Purchase order processes
Since purchase orders are sent from buyers to sellers, there are a few two different sides to processing them from creation to fulfillment.
Processes for buyers
Purchase orders are created once a company has taken a count of their existing inventory and finds that they are approaching or below their par levels. Once the inventory reaches its reorder point, a purchase requisition is submitted to receive permission to place an order. When the purchase requisition (PR) is approved, a purchase order with a unique PO number is created to request the determined economic order quantity (EOQ) from the supplier. Once the document is sent to the supplier, it is marked as an “in-progress” purchase and will remain so until the inventory is received. Once the buyer receives the goods or services along with the goods receipt (GR, proof of product arrival), usually through scanning barcodes and matching it to the corresponding PO number, the purchase is marked as “processed” if paid in full or “requiring payment” if not.
Processes for sellers
When a seller receives a purchase order, they can either choose to accept it, decline it, or renegotiate the terms of sale. Once the buyer and seller come to an agreement, the seller uses the accepted purchase order to pull inventory or arrange services in accordance with the form. The seller then uses the purchase order to draft and send an invoice for the goods or services and sets the terms for payment if the goods are not already paid for in full. The invoice and inventory are then sent to the buyer and the seller marks the purchase order as either “filled” or “awaiting payment”. Sellers will often send follow-up reminders of payment terms and deadlines in order to ensure that the order is fulfilled.
Purchase orders in accounting
Purchase orders occupy space in the accounting books differently for buyers and sellers in addition to changing positions depending on the status of a sale.
For the buyer
In accounting, an in-progress purchase order that has received an invoice goes into accounts payable and is considered a liability until the seller has been paid and the purchase order is fulfilled. Funds are set aside to cover the cost of the purchase commitment (PC). Once a goods receipt is received, the purchase commitment funds are transferred to the “actual” expense of the purchased and physically held inventory. Before the account can be disbursed (paid off), it must go through an approval process to ensure that the invoice received matches the purchase order sent at which point the funds can be released and the seller can be paid.
For the seller
For vendors, the receipt of a purchase order does not equate to an accounting entry.

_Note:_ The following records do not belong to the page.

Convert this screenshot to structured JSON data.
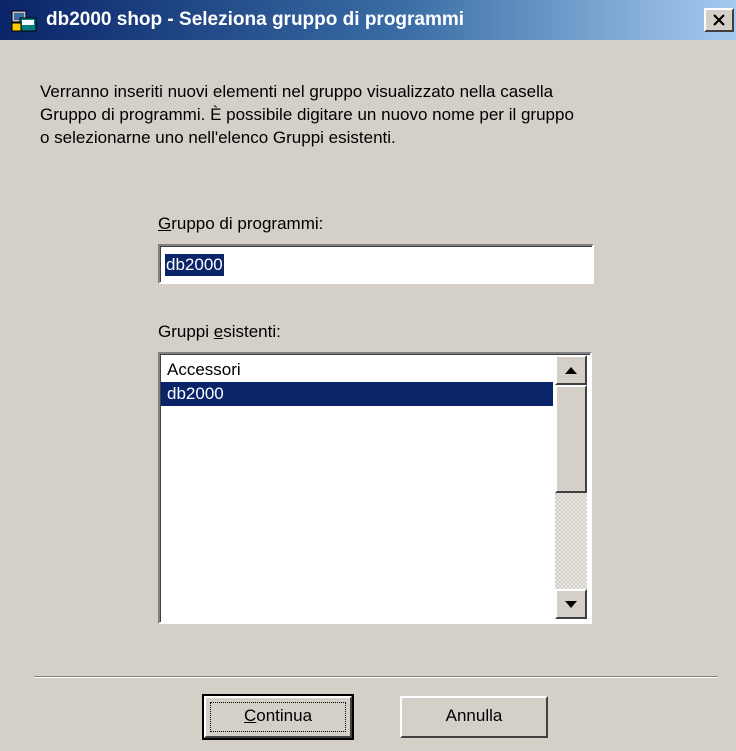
{
  "window": {
    "title": "db2000 shop - Seleziona gruppo di programmi",
    "icon": "setup-program-icon",
    "close_symbol": "close-icon"
  },
  "description": "Verranno inseriti nuovi elementi nel gruppo visualizzato nella casella\nGruppo di programmi. È possibile digitare un nuovo nome per il gruppo\no selezionarne uno nell'elenco Gruppi esistenti.",
  "program_group": {
    "label_mnemonic": "G",
    "label_rest": "ruppo di programmi:",
    "value": "db2000"
  },
  "existing_groups": {
    "label_before": "Gruppi ",
    "label_mnemonic": "e",
    "label_after": "sistenti:",
    "items": [
      "Accessori",
      "db2000"
    ],
    "selected_index": 1
  },
  "buttons": {
    "continue_mnemonic": "C",
    "continue_rest": "ontinua",
    "cancel": "Annulla"
  },
  "colors": {
    "selection": "#0a246a",
    "dialog_face": "#d4d0c8"
  }
}
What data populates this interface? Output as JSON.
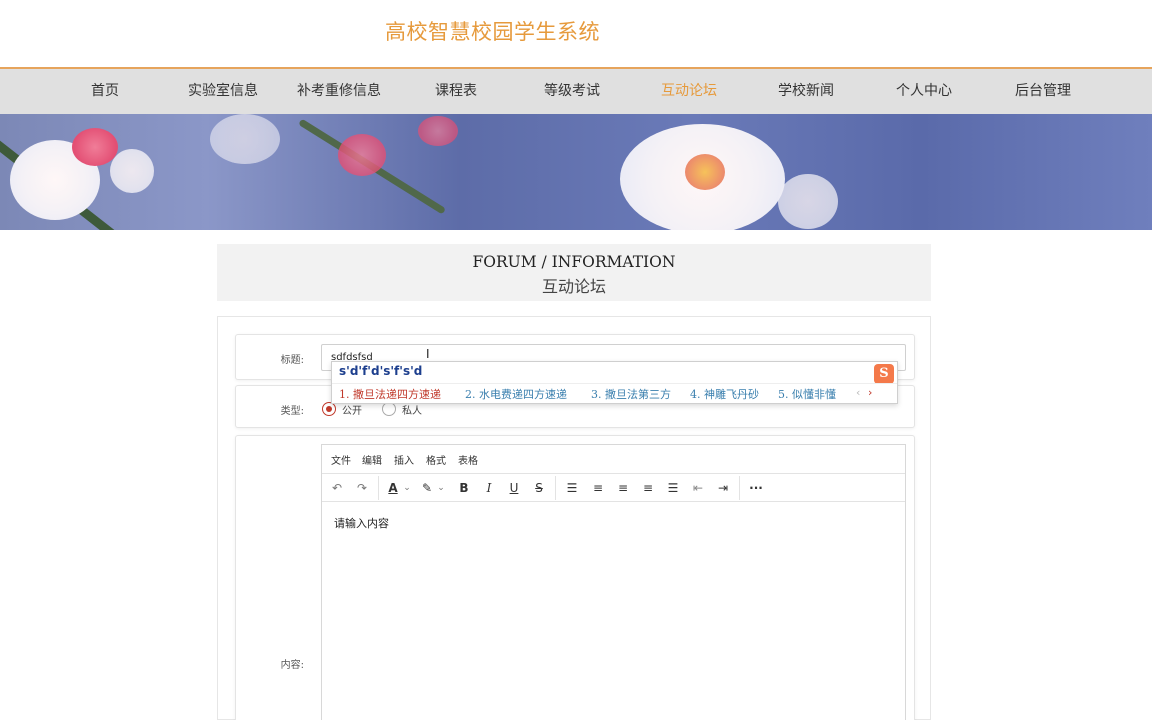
{
  "site": {
    "title": "高校智慧校园学生系统"
  },
  "nav": {
    "items": [
      {
        "label": "首页"
      },
      {
        "label": "实验室信息"
      },
      {
        "label": "补考重修信息"
      },
      {
        "label": "课程表"
      },
      {
        "label": "等级考试"
      },
      {
        "label": "互动论坛",
        "active": true
      },
      {
        "label": "学校新闻"
      },
      {
        "label": "个人中心"
      },
      {
        "label": "后台管理"
      }
    ]
  },
  "banner": {
    "dots": 3,
    "active_dot": 0
  },
  "section": {
    "title_en": "FORUM / INFORMATION",
    "title_cn": "互动论坛"
  },
  "form": {
    "title_label": "标题:",
    "title_value": "sdfdsfsd",
    "type_label": "类型:",
    "type_options": [
      {
        "label": "公开",
        "checked": true
      },
      {
        "label": "私人",
        "checked": false
      }
    ],
    "content_label": "内容:",
    "editor": {
      "menu": [
        "文件",
        "编辑",
        "插入",
        "格式",
        "表格"
      ],
      "placeholder": "请输入内容",
      "toolbar_icons": [
        "undo-icon",
        "redo-icon",
        "text-color-icon",
        "highlight-color-icon",
        "bold-icon",
        "italic-icon",
        "underline-icon",
        "strikethrough-icon",
        "list-icon",
        "align-left-icon",
        "align-center-icon",
        "align-right-icon",
        "justify-icon",
        "outdent-icon",
        "indent-icon",
        "more-icon"
      ]
    }
  },
  "ime": {
    "composition": "s'd'f'd's'f's'd",
    "candidates": [
      "1. 撒旦法递四方速递",
      "2. 水电费递四方速递",
      "3. 撒旦法第三方",
      "4. 神雕飞丹砂",
      "5. 似懂非懂"
    ],
    "logo": "S"
  },
  "colors": {
    "accent": "#e69a3c",
    "nav_bg": "#e0e0e0",
    "radio_checked": "#c0392b",
    "ime_text": "#1d3f8e"
  }
}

Typically, the value of the accepted purchase order is marked as an asset in accounts receivable once the product has shipped and the invoice has been sent and the sale is considered to have occurred.
Purchase (order) power
The beginning of any inventory or service acquisition starts with a purchase order. Whether electronic or physical, they have the power to help inventory managers to keep track of what they have currently and what they have coming. They clarify the terms and conditions of a sale and legally protect buyers from any mishaps or malpractice in the buying process. Whether a business is large and established or still growing, when processed and accounted correctly, purchase orders streamline inventory operations and help businesses to operate optimally.